Here’s what’s missing in this logic: Social science has found that one consequence of hyper-selectivity is something called “stereotype promise.” Social psychologists have shown that because racial stereotypes about academic ability are pervasive, even high-achieving African American students can underperform on verbal tests because of “stereotype threat.” “Stereotype promise” is the flip side of this: Because Asian American students are widely expected to do very well, they often over-perform.

Because they’re stereotypically perceived as smart and high-achieving, even average Asian American students are often enrolled in high school honors classes. Anointed as gifted and exceptional, this research finds, these students took schoolwork more seriously, put more time and effort into homework, and began comparing themselves to high-achieving peers. Increased effort resulted in straight A’s and admission into highly competitive universities and programs. When outcomes match expectations, teachers and administrators who assume Asian Americans perform well fail to see that their expectations are what produce the results.

That can generate a self-fulfilling prophecy of academic exceptionalism for Asian American students.

Kamala Harris is likely to bring in Indian American voters, this research finds.

Asian Americans’ attitudes toward affirmative action

Political scientists Karthick Ramakrishnan and Janelle Wong found in 2018 that nearly two-thirds of Asian Americans support affirmative action in higher education and the workplace; 65 percent favored or strongly favored the policy; and only 25 percent were opposed or strongly opposed.

One group stands apart in their opposition: Chinese Americans.
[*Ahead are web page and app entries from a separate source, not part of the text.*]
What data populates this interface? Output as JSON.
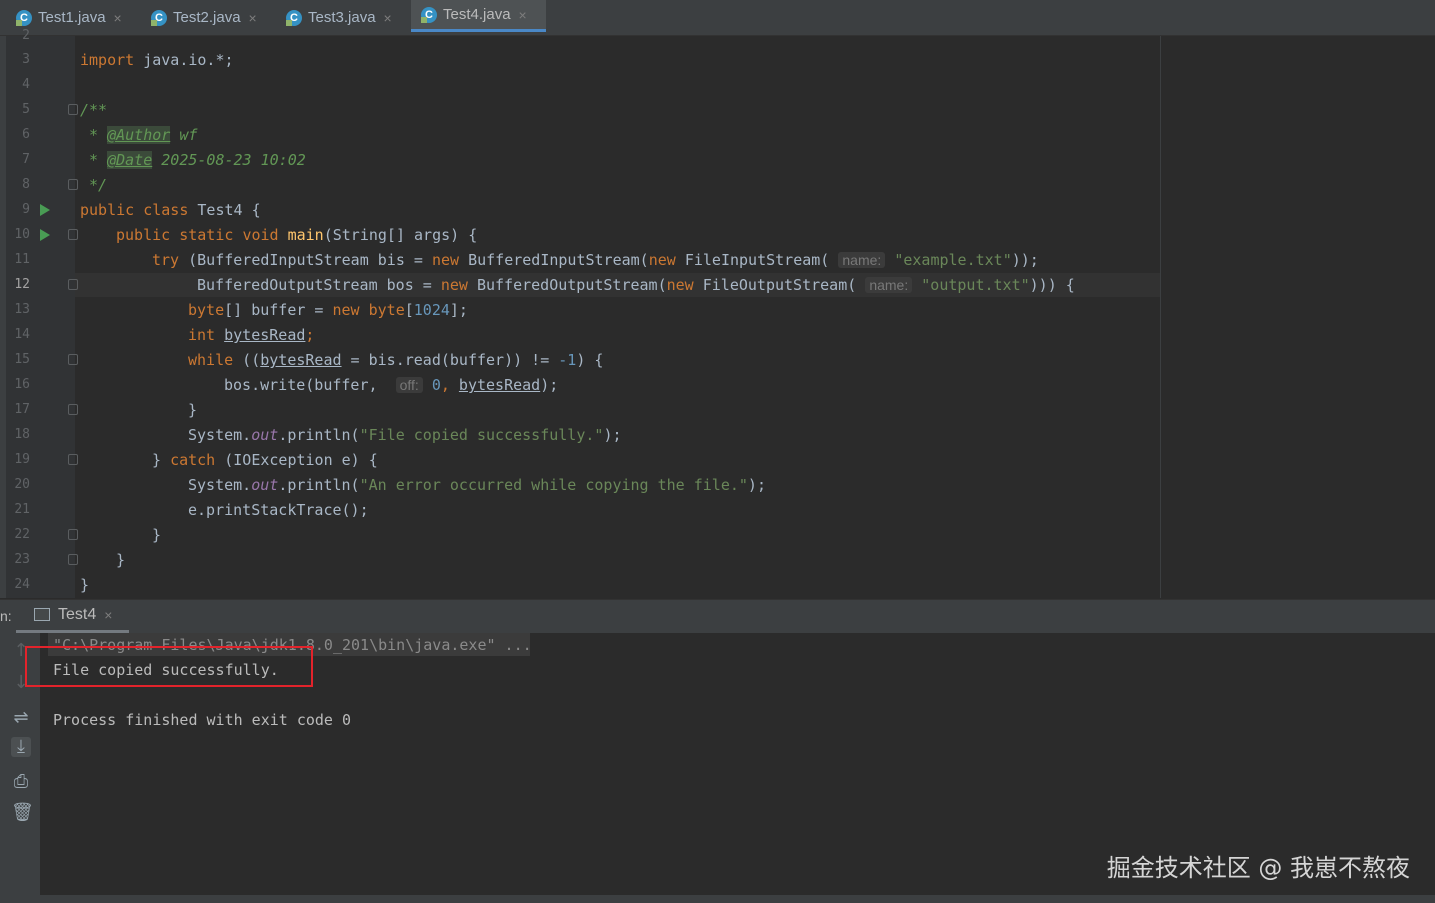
{
  "tabs": [
    {
      "label": "Test1.java",
      "icon": "java-class-icon",
      "active": false
    },
    {
      "label": "Test2.java",
      "icon": "java-class-icon",
      "active": false
    },
    {
      "label": "Test3.java",
      "icon": "java-class-icon",
      "active": false
    },
    {
      "label": "Test4.java",
      "icon": "java-class-icon",
      "active": true
    }
  ],
  "tab_close": "×",
  "editor": {
    "line_numbers": [
      "2",
      "3",
      "4",
      "5",
      "6",
      "7",
      "8",
      "9",
      "10",
      "11",
      "12",
      "13",
      "14",
      "15",
      "16",
      "17",
      "18",
      "19",
      "20",
      "21",
      "22",
      "23",
      "24"
    ],
    "current_line": "12",
    "tokens": {
      "import": "import",
      "import_path": " java.io.*;",
      "doc_open": "/**",
      "star": " * ",
      "author_tag": "@Author",
      "author_val": " wf",
      "date_tag": "@Date",
      "date_val": " 2025-08-23 10:02",
      "doc_close": " */",
      "public": "public",
      "class": "class",
      "class_name": " Test4 {",
      "static": "static",
      "void": "void",
      "main": "main",
      "main_args": "(String[] args) {",
      "try": "try",
      "try_open": " (BufferedInputStream bis = ",
      "new": "new",
      "bis_ctor": " BufferedInputStream(",
      "fis_ctor": " FileInputStream(",
      "hint_name": "name:",
      "example_file": "\"example.txt\"",
      "close_paren2": "));",
      "bos_decl": "BufferedOutputStream bos = ",
      "bos_ctor": " BufferedOutputStream(",
      "fos_ctor": " FileOutputStream(",
      "output_file": "\"output.txt\"",
      "close_paren3": "))) {",
      "byte_kw": "byte",
      "buffer_decl": "[] buffer = ",
      "byte_alloc": " byte",
      "size": "[1024];",
      "int": "int",
      "bytes_read": "bytesRead",
      "semi": ";",
      "while": "while",
      "while_open": " ((",
      "read_call": " = bis.read(buffer)) != ",
      "minus_one": "-1",
      ") {": ") {",
      "bos_write": "bos.write(buffer, ",
      "hint_off": "off:",
      "zero": "0",
      ", ": ", ",
      ");": ");",
      "close_brace": "}",
      "sysout": "System.",
      "out": "out",
      "println": ".println(",
      "msg_success": "\"File copied successfully.\"",
      "catch_open": "} ",
      "catch": "catch",
      "catch_args": " (IOException e) {",
      "msg_error": "\"An error occurred while copying the file.\"",
      "stack_trace": "e.printStackTrace();"
    }
  },
  "run_panel": {
    "label": "n:",
    "tab_label": "Test4",
    "command": "\"C:\\Program Files\\Java\\jdk1.8.0_201\\bin\\java.exe\" ...",
    "output": "File copied successfully.",
    "exit": "Process finished with exit code 0"
  },
  "watermark": "掘金技术社区 @ 我崽不熬夜",
  "colors": {
    "keyword": "#cc7832",
    "string": "#6a8759",
    "comment": "#629755",
    "number": "#6897bb",
    "method": "#ffc66d",
    "static_field": "#9876aa",
    "highlight_box": "#e3232b",
    "tab_accent": "#4a88c7"
  }
}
In fact, their support for affirmative action dropped noticeably between 2012 and 2016.

Further, U.S.-born Asians, and especially those whose parents and grandparents were born in the U.S., are significantly more likely to support affirmative action than Asian immigrants. Based on analyses of the 2016 National Asian American Survey, sociologist Van C. Tran and I find that later-generation Asians are three times as likely to support affirmative action than Asian immigrants.

The legacy effect
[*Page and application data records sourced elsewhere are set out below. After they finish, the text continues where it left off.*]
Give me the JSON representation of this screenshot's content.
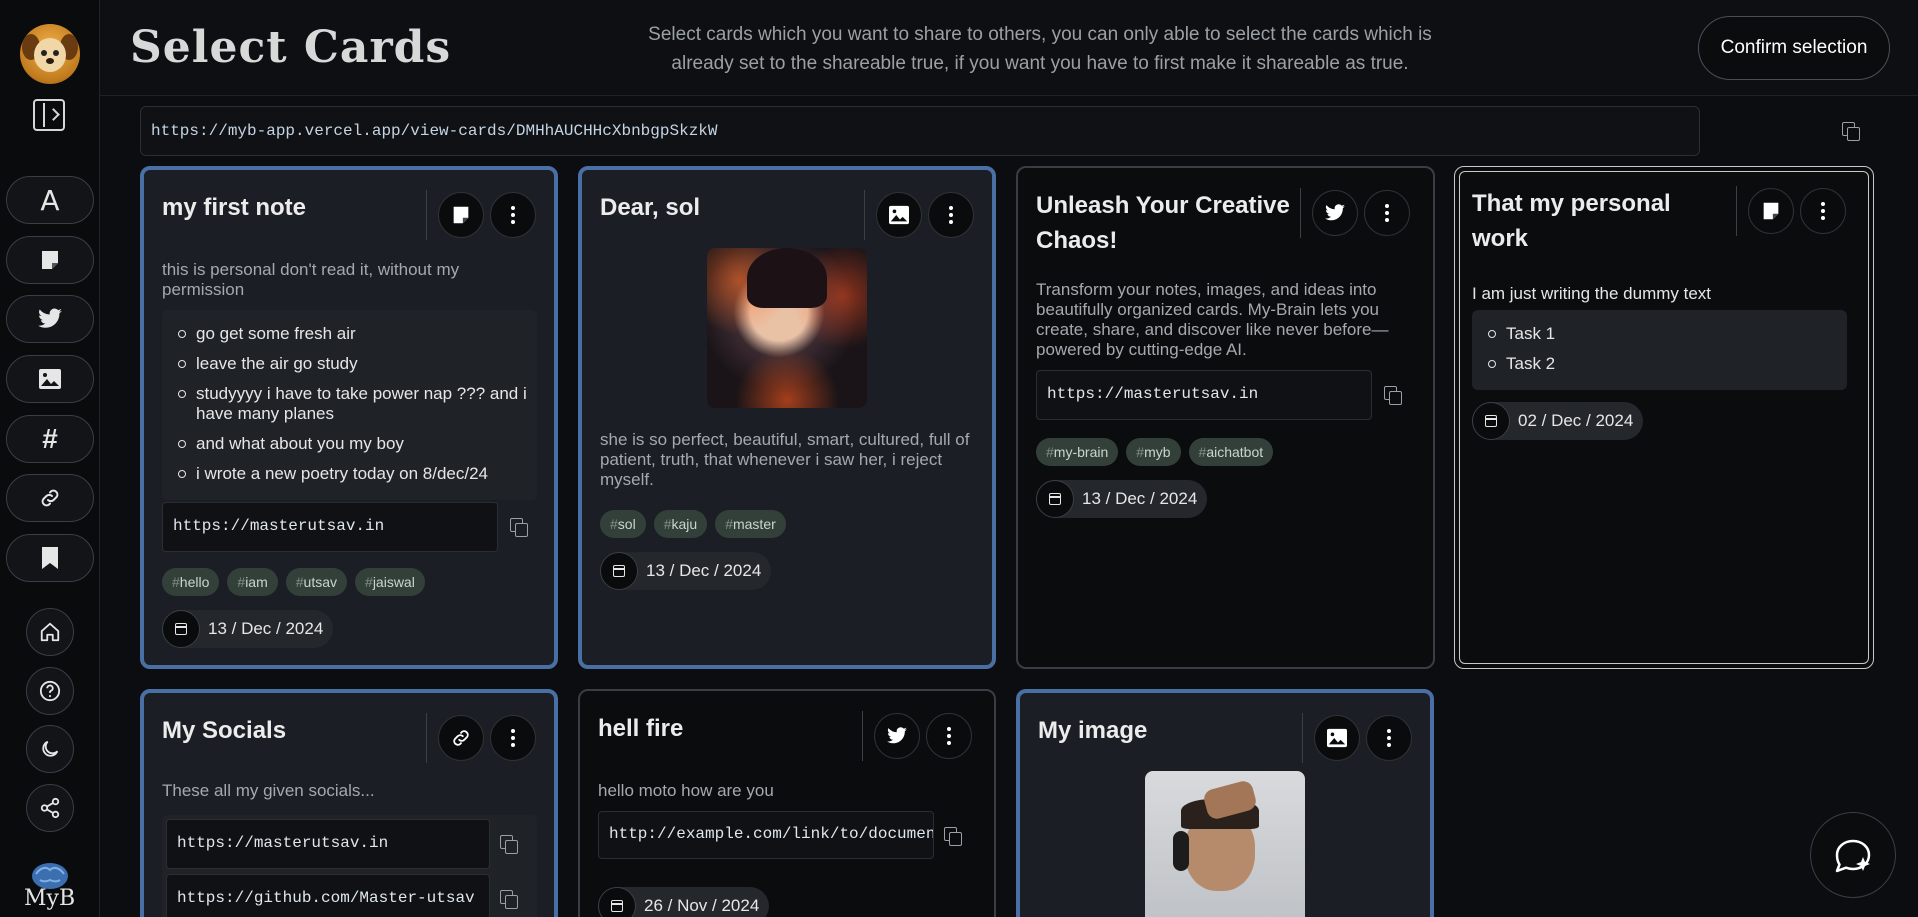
{
  "header": {
    "title": "Select Cards",
    "description": "Select cards which you want to share to others, you can only able to select the cards which is already set to the shareable true, if you want you have to first make it shareable as true.",
    "confirm_label": "Confirm selection"
  },
  "share": {
    "url": "https://myb-app.vercel.app/view-cards/DMHhAUCHHcXbnbgpSkzkW"
  },
  "sidebar": {
    "font_icon_label": "A",
    "tag_icon_label": "#",
    "items": [
      "font-icon",
      "note-icon",
      "twitter-icon",
      "image-icon",
      "hashtag-icon",
      "link-icon",
      "bookmark-icon"
    ],
    "circle_items": [
      "home-icon",
      "help-icon",
      "moon-icon",
      "share-icon"
    ]
  },
  "cards": [
    {
      "title": "my first note",
      "type_icon": "note-icon",
      "description": "this is personal don't read it, without my permission",
      "list": [
        "go get some fresh air",
        "leave the air go study",
        "studyyyy i have to take power nap ??? and i have many planes",
        "and what about you my boy",
        "i wrote a new poetry today on 8/dec/24"
      ],
      "link": "https://masterutsav.in",
      "tags": [
        "hello",
        "iam",
        "utsav",
        "jaiswal"
      ],
      "date": "13 / Dec / 2024"
    },
    {
      "title": "Dear, sol",
      "type_icon": "image-icon",
      "description": "she is so perfect, beautiful, smart, cultured, full of patient, truth, that whenever i saw her, i reject myself.",
      "tags": [
        "sol",
        "kaju",
        "master"
      ],
      "date": "13 / Dec / 2024"
    },
    {
      "title": "Unleash Your Creative Chaos!",
      "type_icon": "twitter-icon",
      "description": "Transform your notes, images, and ideas into beautifully organized cards. My-Brain lets you create, share, and discover like never before—powered by cutting-edge AI.",
      "link": "https://masterutsav.in",
      "tags": [
        "my-brain",
        "myb",
        "aichatbot"
      ],
      "date": "13 / Dec / 2024"
    },
    {
      "title": "That my personal work",
      "type_icon": "note-icon",
      "description": "I am just writing the dummy text",
      "list": [
        "Task 1",
        "Task 2"
      ],
      "date": "02 / Dec / 2024"
    },
    {
      "title": "My Socials",
      "type_icon": "link-icon",
      "description": "These all my given socials...",
      "links": [
        "https://masterutsav.in",
        "https://github.com/Master-utsav"
      ]
    },
    {
      "title": "hell fire",
      "type_icon": "twitter-icon",
      "description": "hello moto how are you",
      "link": "http://example.com/link/to/document",
      "date": "26 / Nov / 2024"
    },
    {
      "title": "My image",
      "type_icon": "image-icon"
    }
  ],
  "brand": {
    "logo_text": "MyB"
  }
}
While the DOJ and the Students for Fair Admissions seek to eliminate race in university admissions, neither has sought to eliminate preferences for what higher education calls “legacies” — the children of alumni. At Harvard, legacies received a 40 percent boost in their chances of admission over all other applicants. Between 2010 and 2015, the admission rate for legacies was 34 percent, and less than 6 percent for non-legacies. In other words, legacies are nearly six times as likely to be admitted than non-legacies. Fully 43 percent of White students at Harvard are legacies, recruited athletes, or the children of faculty, staff or donors.

The bias for legacies and the DOJ’s decision not to focus on them points to an affirmative action paradox. While race-conscious affirmative action has been on trial time and again, de facto race preferences for legacies go unchallenged and unchecked.